▶ [What to work on] All entries below are to be reproduced precisely as they stand, without the pictures.

==== Supplied entries ====

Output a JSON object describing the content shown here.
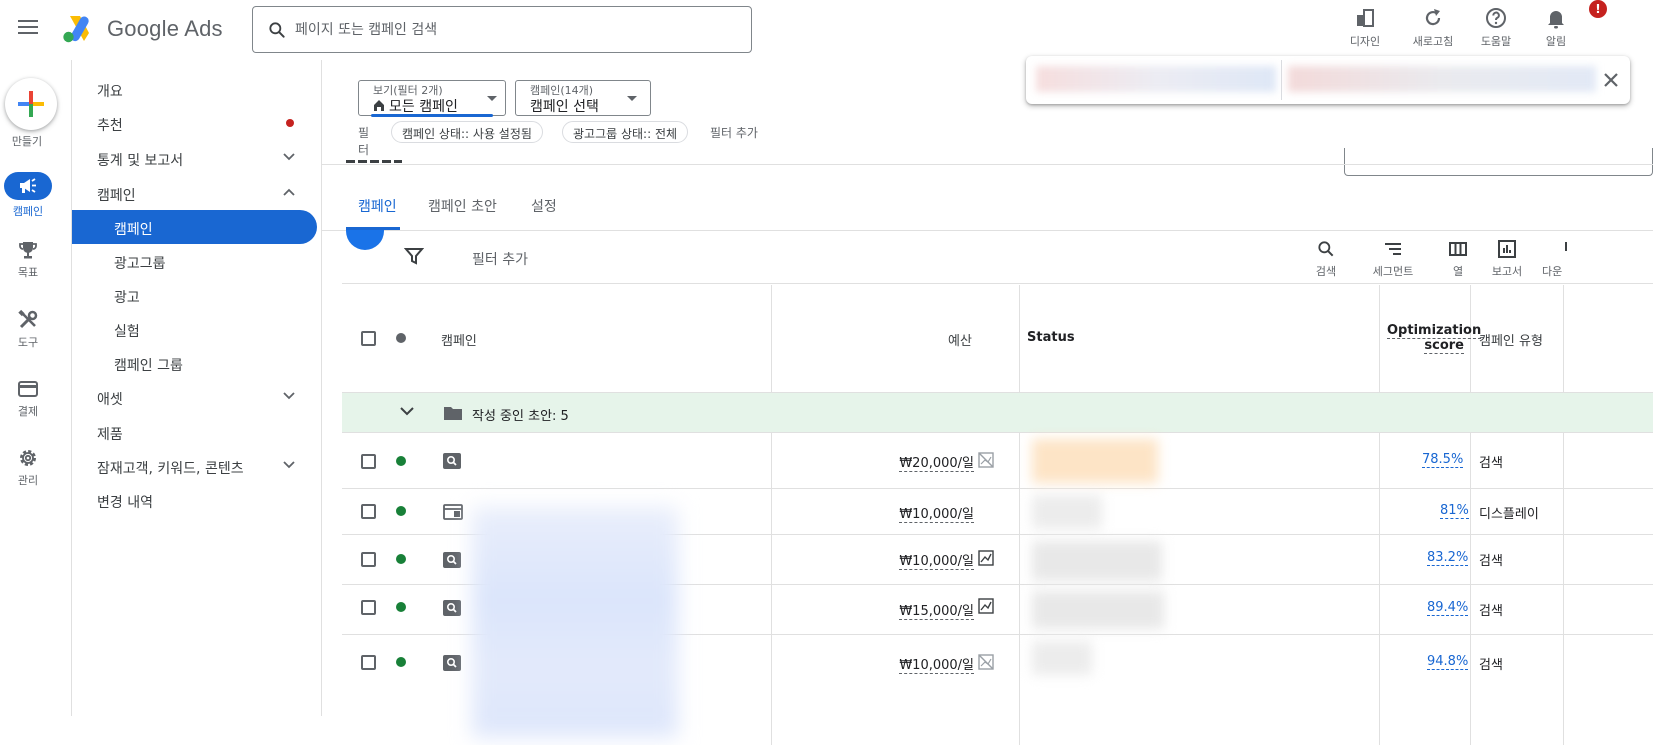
{
  "app": {
    "product": "Google Ads"
  },
  "search": {
    "placeholder": "페이지 또는 캠페인 검색"
  },
  "topbar": {
    "tools": [
      {
        "label": "디자인"
      },
      {
        "label": "새로고침"
      },
      {
        "label": "도움말"
      },
      {
        "label": "알림"
      }
    ],
    "notification_badge": "!"
  },
  "rail": {
    "create": "만들기",
    "items": [
      {
        "label": "캠페인"
      },
      {
        "label": "목표"
      },
      {
        "label": "도구"
      },
      {
        "label": "결제"
      },
      {
        "label": "관리"
      }
    ]
  },
  "nav": {
    "items": [
      {
        "label": "개요"
      },
      {
        "label": "추천"
      },
      {
        "label": "통계 및 보고서"
      },
      {
        "label": "캠페인"
      },
      {
        "label": "캠페인"
      },
      {
        "label": "광고그룹"
      },
      {
        "label": "광고"
      },
      {
        "label": "실험"
      },
      {
        "label": "캠페인 그룹"
      },
      {
        "label": "애셋"
      },
      {
        "label": "제품"
      },
      {
        "label": "잠재고객, 키워드, 콘텐츠"
      },
      {
        "label": "변경 내역"
      }
    ]
  },
  "selectors": {
    "view": {
      "label": "보기(필터 2개)",
      "value": "모든 캠페인"
    },
    "campaign": {
      "label": "캠페인(14개)",
      "value": "캠페인 선택"
    }
  },
  "filters": {
    "label": "필터",
    "chips": [
      "캠페인 상태:: 사용 설정됨",
      "광고그룹 상태:: 전체"
    ],
    "add": "필터 추가"
  },
  "tabs": [
    "캠페인",
    "캠페인 초안",
    "설정"
  ],
  "toolbar": {
    "add_filter": "필터 추가",
    "tools": [
      "검색",
      "세그먼트",
      "열",
      "보고서",
      "다운"
    ]
  },
  "table": {
    "headers": {
      "campaign": "캠페인",
      "budget": "예산",
      "status": "Status",
      "score_line1": "Optimization",
      "score_line2": "score",
      "type": "캠페인 유형"
    },
    "draft_group": "작성 중인 초안: 5",
    "rows": [
      {
        "budget": "₩20,000/일",
        "score": "78.5%",
        "type": "검색",
        "icon": "search-ad-icon"
      },
      {
        "budget": "₩10,000/일",
        "score": "81%",
        "type": "디스플레이",
        "icon": "display-ad-icon"
      },
      {
        "budget": "₩10,000/일",
        "score": "83.2%",
        "type": "검색",
        "icon": "search-ad-icon"
      },
      {
        "budget": "₩15,000/일",
        "score": "89.4%",
        "type": "검색",
        "icon": "search-ad-icon"
      },
      {
        "budget": "₩10,000/일",
        "score": "94.8%",
        "type": "검색",
        "icon": "search-ad-icon"
      }
    ]
  },
  "colors": {
    "accent": "#1967d2",
    "enabled_green": "#188038",
    "alert_red": "#c5221f",
    "draft_row_bg": "#e6f4ea"
  }
}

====

▶ [Completed exercise]
Output a JSON object describing the content shown here.
{
  "app": {
    "product": "Google Ads"
  },
  "search": {
    "placeholder": "페이지 또는 캠페인 검색"
  },
  "topbar": {
    "tools": [
      {
        "label": "디자인"
      },
      {
        "label": "새로고침"
      },
      {
        "label": "도움말"
      },
      {
        "label": "알림"
      }
    ],
    "notification_badge": "!"
  },
  "rail": {
    "create": "만들기",
    "items": [
      {
        "label": "캠페인"
      },
      {
        "label": "목표"
      },
      {
        "label": "도구"
      },
      {
        "label": "결제"
      },
      {
        "label": "관리"
      }
    ]
  },
  "nav": {
    "items": [
      {
        "label": "개요"
      },
      {
        "label": "추천"
      },
      {
        "label": "통계 및 보고서"
      },
      {
        "label": "캠페인"
      },
      {
        "label": "캠페인"
      },
      {
        "label": "광고그룹"
      },
      {
        "label": "광고"
      },
      {
        "label": "실험"
      },
      {
        "label": "캠페인 그룹"
      },
      {
        "label": "애셋"
      },
      {
        "label": "제품"
      },
      {
        "label": "잠재고객, 키워드, 콘텐츠"
      },
      {
        "label": "변경 내역"
      }
    ]
  },
  "selectors": {
    "view": {
      "label": "보기(필터 2개)",
      "value": "모든 캠페인"
    },
    "campaign": {
      "label": "캠페인(14개)",
      "value": "캠페인 선택"
    }
  },
  "filters": {
    "label": "필터",
    "chips": [
      "캠페인 상태:: 사용 설정됨",
      "광고그룹 상태:: 전체"
    ],
    "add": "필터 추가"
  },
  "tabs": [
    "캠페인",
    "캠페인 초안",
    "설정"
  ],
  "toolbar": {
    "add_filter": "필터 추가",
    "tools": [
      "검색",
      "세그먼트",
      "열",
      "보고서",
      "다운"
    ]
  },
  "table": {
    "headers": {
      "campaign": "캠페인",
      "budget": "예산",
      "status": "Status",
      "score_line1": "Optimization",
      "score_line2": "score",
      "type": "캠페인 유형"
    },
    "draft_group": "작성 중인 초안: 5",
    "rows": [
      {
        "budget": "₩20,000/일",
        "score": "78.5%",
        "type": "검색",
        "icon": "search-ad-icon"
      },
      {
        "budget": "₩10,000/일",
        "score": "81%",
        "type": "디스플레이",
        "icon": "display-ad-icon"
      },
      {
        "budget": "₩10,000/일",
        "score": "83.2%",
        "type": "검색",
        "icon": "search-ad-icon"
      },
      {
        "budget": "₩15,000/일",
        "score": "89.4%",
        "type": "검색",
        "icon": "search-ad-icon"
      },
      {
        "budget": "₩10,000/일",
        "score": "94.8%",
        "type": "검색",
        "icon": "search-ad-icon"
      }
    ]
  },
  "colors": {
    "accent": "#1967d2",
    "enabled_green": "#188038",
    "alert_red": "#c5221f",
    "draft_row_bg": "#e6f4ea"
  }
}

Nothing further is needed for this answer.